Scan the records for the word "System". Copy each line that includes it.

BEGIN Material provided

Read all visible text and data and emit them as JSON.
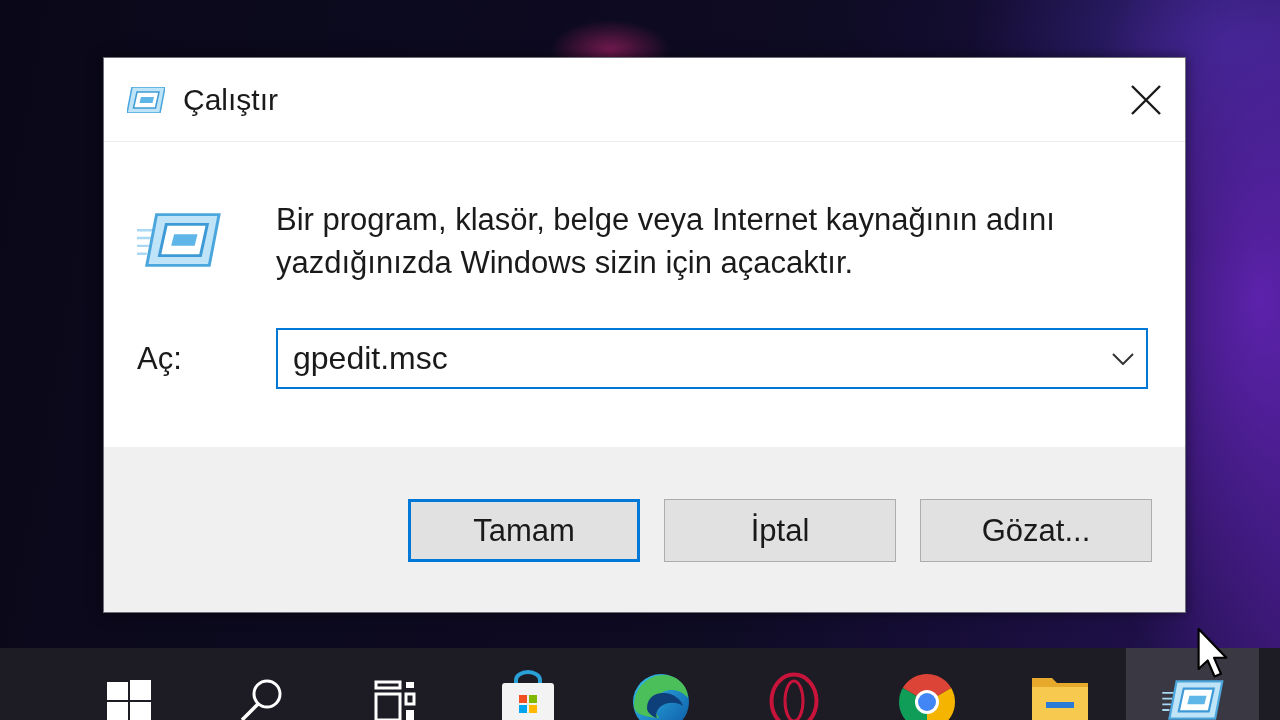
{
  "window": {
    "title": "Çalıştır"
  },
  "dialog": {
    "description": "Bir program, klasör, belge veya Internet kaynağının adını yazdığınızda Windows sizin için açacaktır.",
    "open_label": "Aç:",
    "open_field": {
      "value": "gpedit.msc",
      "focused": true
    },
    "buttons": [
      {
        "label": "Tamam",
        "default": true
      },
      {
        "label": "İptal",
        "default": false
      },
      {
        "label": "Gözat...",
        "default": false
      }
    ]
  },
  "taskbar": {
    "items": [
      {
        "kind": "start",
        "active": false
      },
      {
        "kind": "search",
        "active": false
      },
      {
        "kind": "task_view",
        "active": false
      },
      {
        "kind": "store",
        "active": false
      },
      {
        "kind": "edge",
        "active": false
      },
      {
        "kind": "opera",
        "active": false
      },
      {
        "kind": "chrome",
        "active": false
      },
      {
        "kind": "folder",
        "active": false
      },
      {
        "kind": "run",
        "active": true
      }
    ]
  }
}
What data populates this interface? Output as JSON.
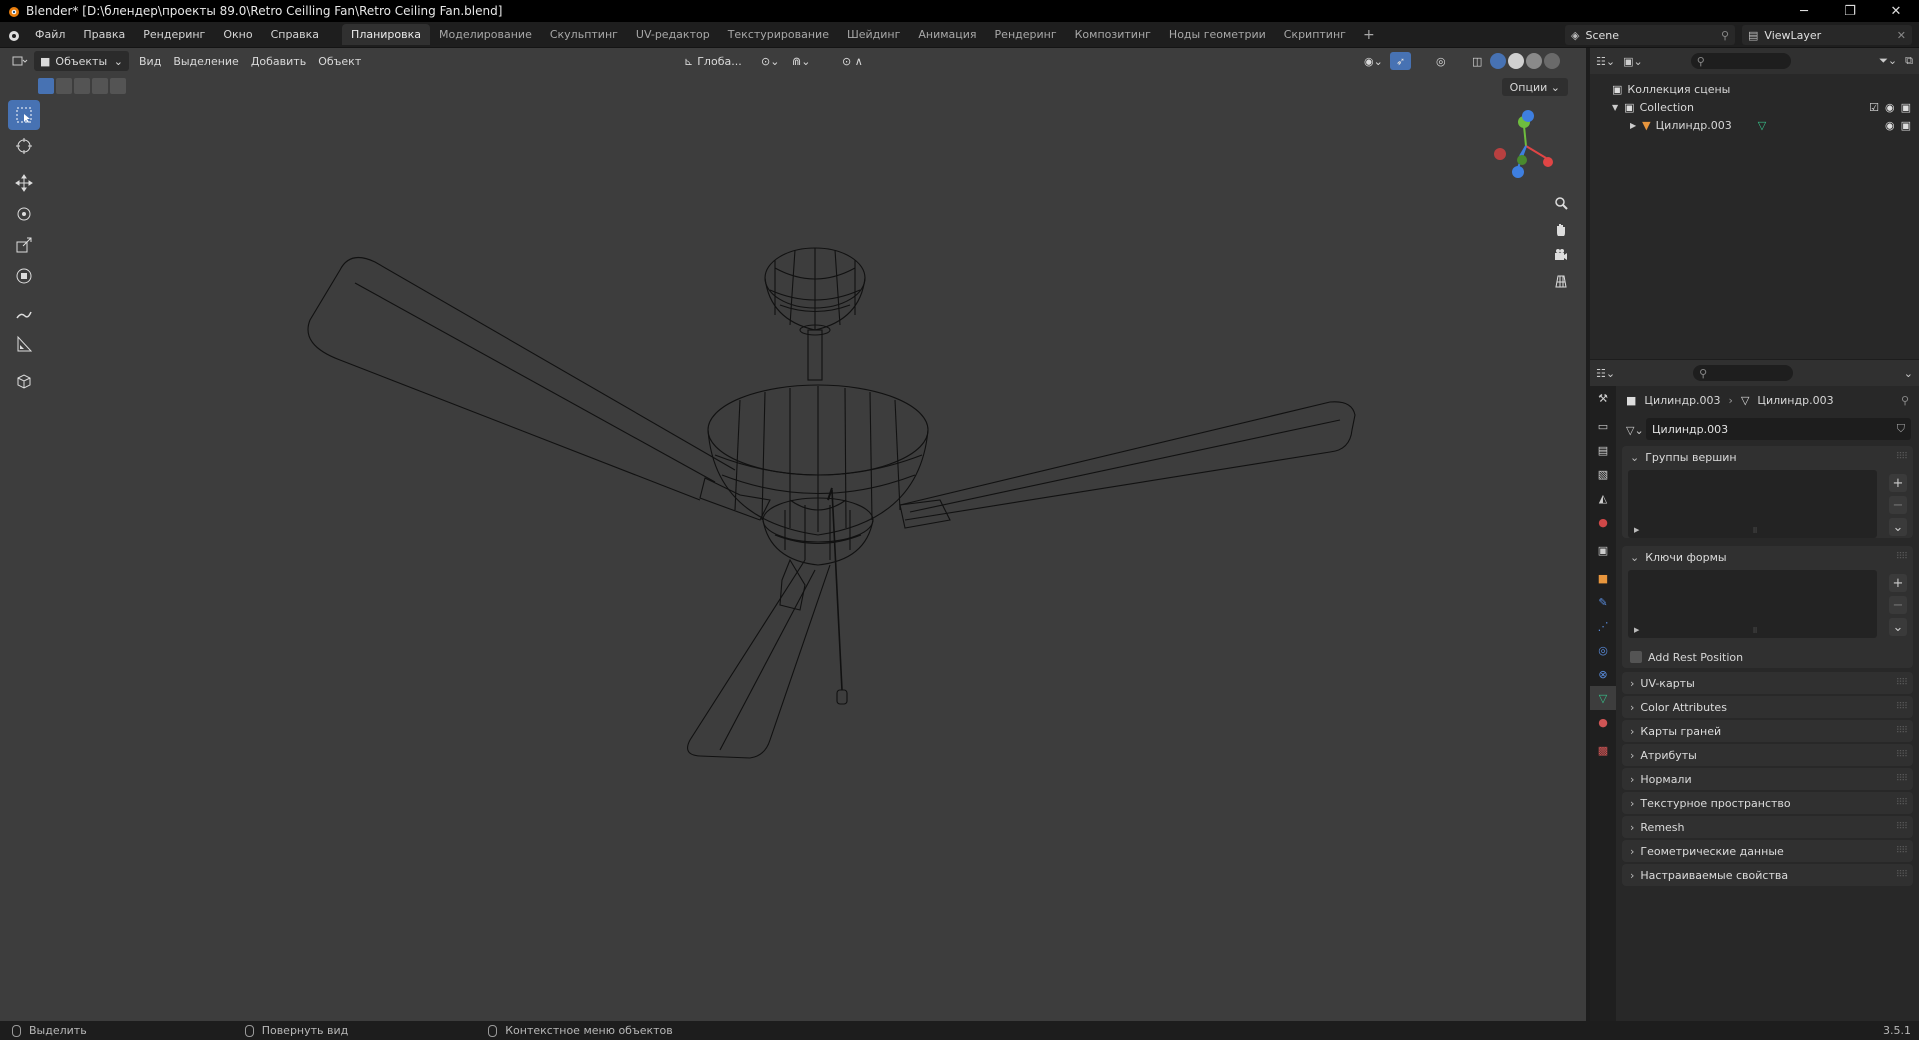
{
  "window": {
    "title": "Blender* [D:\\блендер\\проекты 89.0\\Retro Ceilling Fan\\Retro Ceiling Fan.blend]",
    "minimize": "─",
    "maximize": "❐",
    "close": "✕"
  },
  "menu": [
    "Файл",
    "Правка",
    "Рендеринг",
    "Окно",
    "Справка"
  ],
  "workspaces": [
    {
      "label": "Планировка",
      "active": true
    },
    {
      "label": "Моделирование"
    },
    {
      "label": "Скульптинг"
    },
    {
      "label": "UV-редактор"
    },
    {
      "label": "Текстурирование"
    },
    {
      "label": "Шейдинг"
    },
    {
      "label": "Анимация"
    },
    {
      "label": "Рендеринг"
    },
    {
      "label": "Композитинг"
    },
    {
      "label": "Ноды геометрии"
    },
    {
      "label": "Скриптинг"
    }
  ],
  "workspace_add": "+",
  "scene": "Scene",
  "view_layer": "ViewLayer",
  "viewport": {
    "mode": "Объекты",
    "menus": [
      "Вид",
      "Выделение",
      "Добавить",
      "Объект"
    ],
    "orientation": "Глоба...",
    "options": "Опции"
  },
  "outliner": {
    "scene_collection": "Коллекция сцены",
    "collection": "Collection",
    "object": "Цилиндр.003"
  },
  "properties": {
    "object_name": "Цилиндр.003",
    "mesh_name": "Цилиндр.003",
    "datablock": "Цилиндр.003",
    "panels": {
      "vertex_groups": "Группы вершин",
      "shape_keys": "Ключи формы",
      "add_rest_position": "Add Rest Position"
    },
    "collapsed_panels": [
      "UV-карты",
      "Color Attributes",
      "Карты граней",
      "Атрибуты",
      "Нормали",
      "Текстурное пространство",
      "Remesh",
      "Геометрические данные",
      "Настраиваемые свойства"
    ]
  },
  "statusbar": {
    "select": "Выделить",
    "rotate": "Повернуть вид",
    "context": "Контекстное меню объектов",
    "version": "3.5.1"
  },
  "colors": {
    "accent": "#4772b3",
    "viewport_bg": "#3d3d3d",
    "wire": "#111111",
    "axis_x": "#e04545",
    "axis_y": "#6ebd3e",
    "axis_z": "#3e7fe0"
  }
}
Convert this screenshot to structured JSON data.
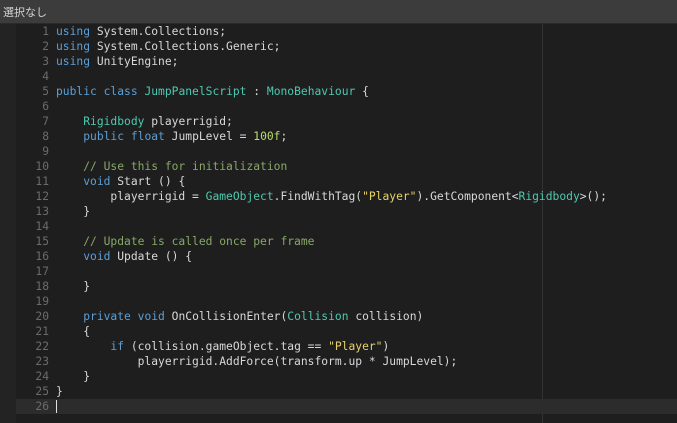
{
  "titlebar": {
    "selection_status": "選択なし"
  },
  "editor": {
    "lines": [
      {
        "num": "1",
        "tokens": [
          {
            "t": "kw",
            "v": "using"
          },
          {
            "t": "",
            "v": " System.Collections;"
          }
        ]
      },
      {
        "num": "2",
        "tokens": [
          {
            "t": "kw",
            "v": "using"
          },
          {
            "t": "",
            "v": " System.Collections.Generic;"
          }
        ]
      },
      {
        "num": "3",
        "tokens": [
          {
            "t": "kw",
            "v": "using"
          },
          {
            "t": "",
            "v": " UnityEngine;"
          }
        ]
      },
      {
        "num": "4",
        "tokens": []
      },
      {
        "num": "5",
        "tokens": [
          {
            "t": "kw",
            "v": "public"
          },
          {
            "t": "",
            "v": " "
          },
          {
            "t": "kw",
            "v": "class"
          },
          {
            "t": "",
            "v": " "
          },
          {
            "t": "ty",
            "v": "JumpPanelScript"
          },
          {
            "t": "",
            "v": " : "
          },
          {
            "t": "ty",
            "v": "MonoBehaviour"
          },
          {
            "t": "",
            "v": " {"
          }
        ]
      },
      {
        "num": "6",
        "tokens": []
      },
      {
        "num": "7",
        "tokens": [
          {
            "t": "",
            "v": "    "
          },
          {
            "t": "ty",
            "v": "Rigidbody"
          },
          {
            "t": "",
            "v": " playerrigid;"
          }
        ]
      },
      {
        "num": "8",
        "tokens": [
          {
            "t": "",
            "v": "    "
          },
          {
            "t": "kw",
            "v": "public"
          },
          {
            "t": "",
            "v": " "
          },
          {
            "t": "kw",
            "v": "float"
          },
          {
            "t": "",
            "v": " JumpLevel = "
          },
          {
            "t": "nu",
            "v": "100f"
          },
          {
            "t": "",
            "v": ";"
          }
        ]
      },
      {
        "num": "9",
        "tokens": []
      },
      {
        "num": "10",
        "tokens": [
          {
            "t": "",
            "v": "    "
          },
          {
            "t": "cm",
            "v": "// Use this for initialization"
          }
        ]
      },
      {
        "num": "11",
        "tokens": [
          {
            "t": "",
            "v": "    "
          },
          {
            "t": "kw",
            "v": "void"
          },
          {
            "t": "",
            "v": " Start () {"
          }
        ]
      },
      {
        "num": "12",
        "tokens": [
          {
            "t": "",
            "v": "        playerrigid = "
          },
          {
            "t": "ty",
            "v": "GameObject"
          },
          {
            "t": "",
            "v": ".FindWithTag("
          },
          {
            "t": "st",
            "v": "\"Player\""
          },
          {
            "t": "",
            "v": ").GetComponent<"
          },
          {
            "t": "ty",
            "v": "Rigidbody"
          },
          {
            "t": "",
            "v": ">();"
          }
        ]
      },
      {
        "num": "13",
        "tokens": [
          {
            "t": "",
            "v": "    }"
          }
        ]
      },
      {
        "num": "14",
        "tokens": []
      },
      {
        "num": "15",
        "tokens": [
          {
            "t": "",
            "v": "    "
          },
          {
            "t": "cm",
            "v": "// Update is called once per frame"
          }
        ]
      },
      {
        "num": "16",
        "tokens": [
          {
            "t": "",
            "v": "    "
          },
          {
            "t": "kw",
            "v": "void"
          },
          {
            "t": "",
            "v": " Update () {"
          }
        ]
      },
      {
        "num": "17",
        "tokens": []
      },
      {
        "num": "18",
        "tokens": [
          {
            "t": "",
            "v": "    }"
          }
        ]
      },
      {
        "num": "19",
        "tokens": []
      },
      {
        "num": "20",
        "tokens": [
          {
            "t": "",
            "v": "    "
          },
          {
            "t": "kw",
            "v": "private"
          },
          {
            "t": "",
            "v": " "
          },
          {
            "t": "kw",
            "v": "void"
          },
          {
            "t": "",
            "v": " OnCollisionEnter("
          },
          {
            "t": "ty",
            "v": "Collision"
          },
          {
            "t": "",
            "v": " collision)"
          }
        ]
      },
      {
        "num": "21",
        "tokens": [
          {
            "t": "",
            "v": "    {"
          }
        ]
      },
      {
        "num": "22",
        "tokens": [
          {
            "t": "",
            "v": "        "
          },
          {
            "t": "kw",
            "v": "if"
          },
          {
            "t": "",
            "v": " (collision.gameObject.tag == "
          },
          {
            "t": "st",
            "v": "\"Player\""
          },
          {
            "t": "",
            "v": ")"
          }
        ]
      },
      {
        "num": "23",
        "tokens": [
          {
            "t": "",
            "v": "            playerrigid.AddForce(transform.up * JumpLevel);"
          }
        ]
      },
      {
        "num": "24",
        "tokens": [
          {
            "t": "",
            "v": "    }"
          }
        ]
      },
      {
        "num": "25",
        "tokens": [
          {
            "t": "",
            "v": "}"
          }
        ]
      },
      {
        "num": "26",
        "tokens": [],
        "current": true
      }
    ]
  },
  "colors": {
    "keyword": "#5c9fd6",
    "type": "#4ec9b0",
    "comment": "#87a868",
    "string": "#e6d26a",
    "number": "#b5e06a",
    "text": "#d8d8d8",
    "line_number": "#6b6b6b",
    "background": "#1e1e1e"
  }
}
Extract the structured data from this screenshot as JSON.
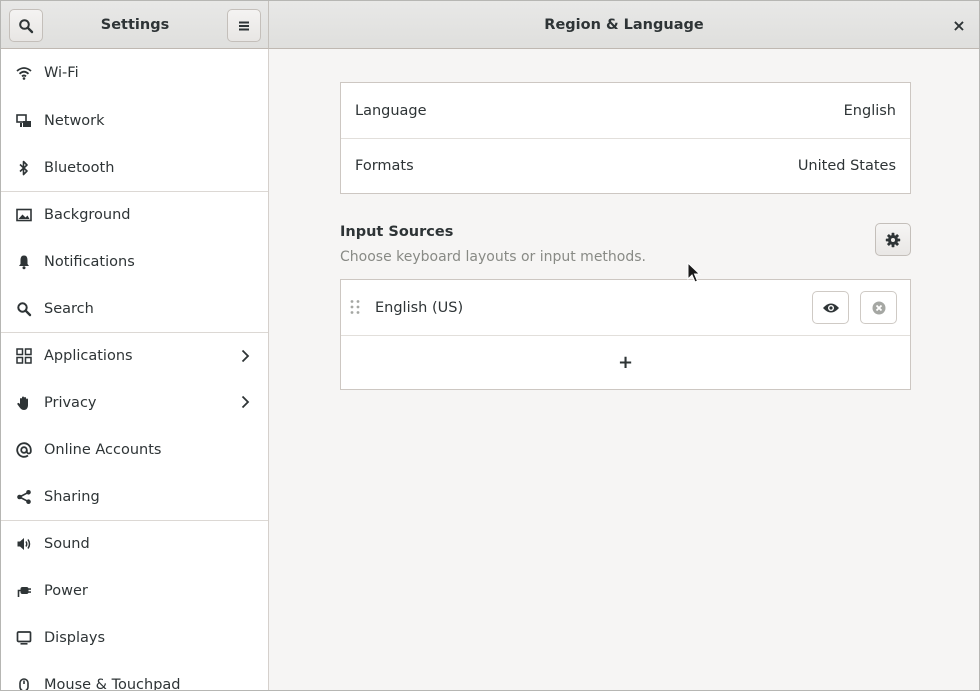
{
  "sidebar_header": {
    "title": "Settings",
    "search_icon": "search-icon",
    "menu_icon": "hamburger-menu-icon"
  },
  "main_header": {
    "title": "Region & Language",
    "close_label": "×"
  },
  "sidebar": {
    "items": [
      {
        "label": "Wi-Fi",
        "icon": "wifi-icon"
      },
      {
        "label": "Network",
        "icon": "network-icon"
      },
      {
        "label": "Bluetooth",
        "icon": "bluetooth-icon"
      },
      {
        "label": "Background",
        "icon": "background-icon"
      },
      {
        "label": "Notifications",
        "icon": "bell-icon"
      },
      {
        "label": "Search",
        "icon": "search-icon"
      },
      {
        "label": "Applications",
        "icon": "apps-grid-icon"
      },
      {
        "label": "Privacy",
        "icon": "hand-icon"
      },
      {
        "label": "Online Accounts",
        "icon": "at-sign-icon"
      },
      {
        "label": "Sharing",
        "icon": "share-icon"
      },
      {
        "label": "Sound",
        "icon": "speaker-icon"
      },
      {
        "label": "Power",
        "icon": "plug-icon"
      },
      {
        "label": "Displays",
        "icon": "display-icon"
      },
      {
        "label": "Mouse & Touchpad",
        "icon": "mouse-icon"
      }
    ]
  },
  "region": {
    "language_label": "Language",
    "language_value": "English",
    "formats_label": "Formats",
    "formats_value": "United States"
  },
  "input_sources": {
    "title": "Input Sources",
    "subtitle": "Choose keyboard layouts or input methods.",
    "sources": [
      {
        "label": "English (US)"
      }
    ],
    "add_label": "+"
  }
}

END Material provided

**Output:**
            "v": " System.Collections;"
            "v": " System.Collections.Generic;"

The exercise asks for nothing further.